    Now, you knead. Set yourself up with a finger bowl of warm water— I personally also like to have a water spray bottle on hand. As you knead, midway through, the dough may become drier and harder to work with, as it will be exposed to the air for quite a while. If this happens, simply dip your fingers in the water and continue kneading. Dip too much? Sprinkle with a little more flour. It’s important to remember not to have the dough covered with flour, however tempting it may be. Unless it’s sticking to your hands or your work surface, you shouldn’t add any. You want to have traction when kneading, and more flour will just have you slipping and sliding all over your work surface and create a rock hard dough.

    Please be aware, weather can play a part in this too. If it’s very warm and humid you will need less liquid. As the amount is difficult to determine, it’s easier to just sprinkle a bit more flour incorporating slowly as you go if necessary.

    Don’t strangle the dough, massage it using the palm of your hand. Not sure what I mean? Watch this master Nonna, starting at 3:10. She is working with the gloriously simple semolina + water dough, but the kneading technique is universal. You can learn everything I know about that dough here.

    Knead for 10-15 minutes. How can you tell when you’re done? Take a chef’s knife and slice the dough directly down the middle. If you see air bubbles, keep going (the one pictured needs 3 more minutes or so).  What you want in the end is a seamless, smooth dough inside and out. When it’s ready, cover it with cling wrap and leave it out to rest for at least 30 minutes. If you will not roll out the dough within an hour or so, put it the fridge. It will keep for 3 days. When you are going to use it, leave it out for at least 30 minutes so it can come to room temperature. It will make your life much easier.

    At this point you are ready to make tagliatelle, pappardelle, lasagna, filled pasta and more!

     
  10. Arancini

    (makes 10-12)

    leftover Risotto Milanese (up to 3 days old)

    1 block of Melville

    zest of one lemon

    3 cups of breadcrumbs

    1 egg, beaten

    canola oil for frying

    1. Prepare your ingredients: one egg beaten in a small plate or bowl, 1 c breadcrumbs on a plate with the rest nearby to replenish, one block of Melville cheese covered in lemon zest, cut into 1 inch cubes and your leftover risotto with a large spoon.

    2. Scoop out one large spoon of risotto, using your hands shape it into a ball.
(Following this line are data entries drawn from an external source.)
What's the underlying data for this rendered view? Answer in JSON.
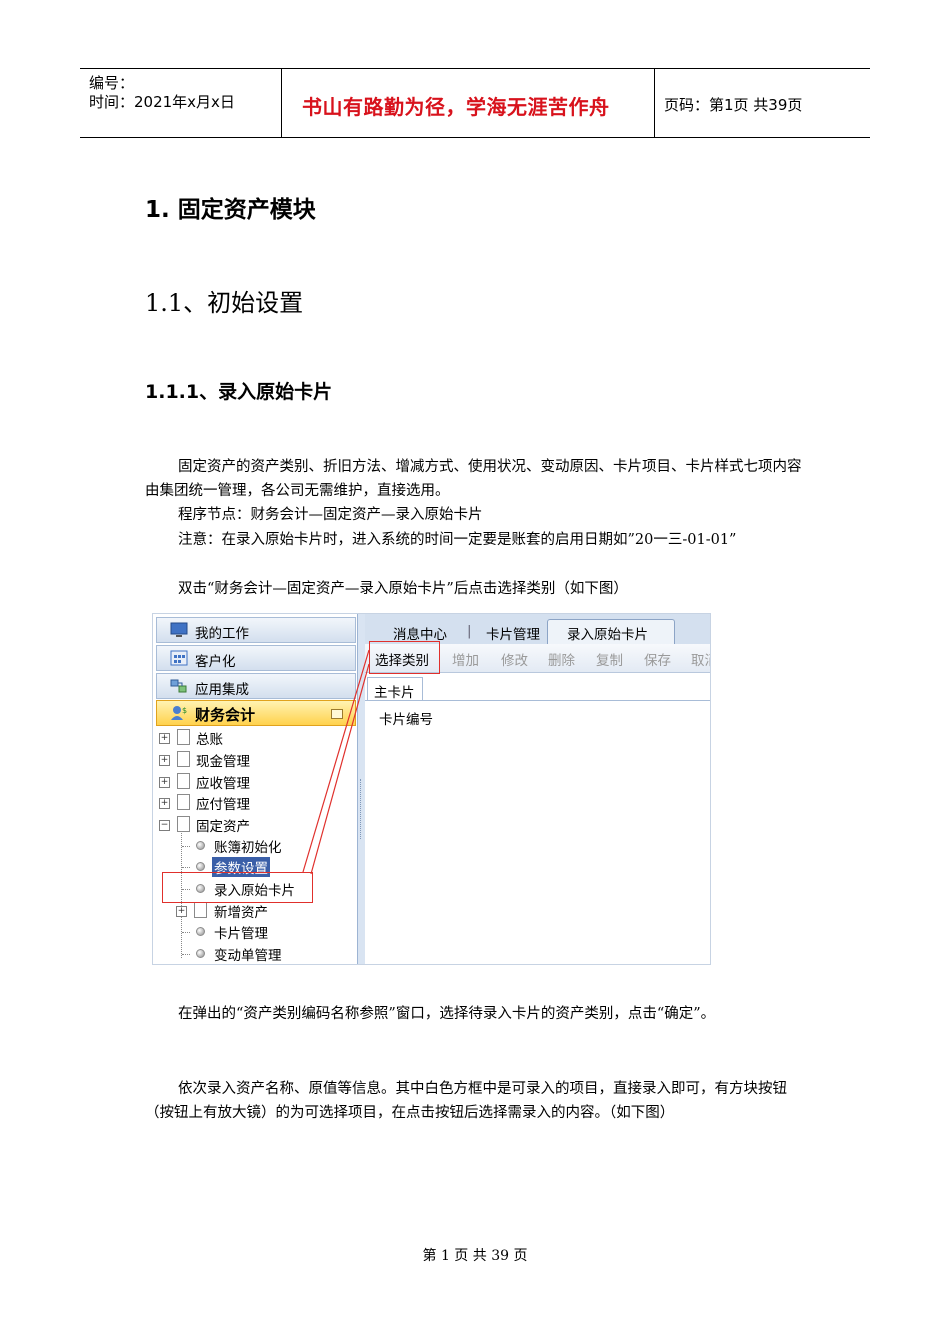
{
  "header": {
    "code_label": "编号：",
    "time_label": "时间：2021年x月x日",
    "motto": "书山有路勤为径，学海无涯苦作舟",
    "page_info": "页码：第1页  共39页"
  },
  "doc": {
    "h1": "1. 固定资产模块",
    "h2": "1.1、初始设置",
    "h3": "1.1.1、录入原始卡片",
    "para1": "固定资产的资产类别、折旧方法、增减方式、使用状况、变动原因、卡片项目、卡片样式七项内容由集团统一管理，各公司无需维护，直接选用。",
    "para2": "程序节点：财务会计—固定资产—录入原始卡片",
    "para3": "注意：在录入原始卡片时，进入系统的时间一定要是账套的启用日期如”20一三-01-01”",
    "para4": "双击“财务会计—固定资产—录入原始卡片”后点击选择类别（如下图）",
    "para5": "在弹出的“资产类别编码名称参照”窗口，选择待录入卡片的资产类别，点击“确定”。",
    "para6": "依次录入资产名称、原值等信息。其中白色方框中是可录入的项目，直接录入即可，有方块按钮（按钮上有放大镜）的为可选择项目，在点击按钮后选择需录入的内容。（如下图）"
  },
  "screenshot": {
    "nav": {
      "my_work": "我的工作",
      "customize": "客户化",
      "app_integration": "应用集成",
      "finance": "财务会计"
    },
    "tree": {
      "general_ledger": "总账",
      "cash_mgmt": "现金管理",
      "receivable": "应收管理",
      "payable": "应付管理",
      "fixed_assets": "固定资产",
      "ledger_init": "账簿初始化",
      "param_settings": "参数设置",
      "enter_card": "录入原始卡片",
      "new_assets": "新增资产",
      "card_mgmt": "卡片管理",
      "change_mgmt": "变动单管理"
    },
    "tabs": {
      "message_center": "消息中心",
      "separator": "|",
      "card_mgmt": "卡片管理",
      "enter_card": "录入原始卡片"
    },
    "toolbar": {
      "select_category": "选择类别",
      "add": "增加",
      "modify": "修改",
      "delete": "删除",
      "copy": "复制",
      "save": "保存",
      "cancel": "取消"
    },
    "subtab": "主卡片",
    "field_card_no": "卡片编号"
  },
  "footer": "第 1 页 共 39 页"
}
With two fingers burrow out a hole in the middle, place a cube of Melville covered in lemon zest inside, and close the hole with risotto, adding a little more if necessary to ensure the cheese is secured inside. Roll the ball in the egg, then in the breadcrumbs. Be sure it is covered completely with breadcrumbs. Repeat until you’ve used all the risotto.

    3. Fill a large pot with canola oil, just deep enough to cover the arancini, approximately 4 inches. Heat on high until you reach 350 degrees F, then lower the flame to medium/medium-high to keep the temperature stable.

    4. In pairs, fry the arancini, turning regularly while in the oil so they cook evenly. Fry until crispy and browned, 1-2 minutes. Using a spider, drain and place onto a plate lined with paper towels. Check the temperature of the oil to ensure it’s still at 350 to 400 degrees F, then fry the next two.  Repeat until all the arancini are fried.

    Serve warm or at room temperature for aperitivo along side some extra squares of Melville covered in lemon zest with a crisp white wine.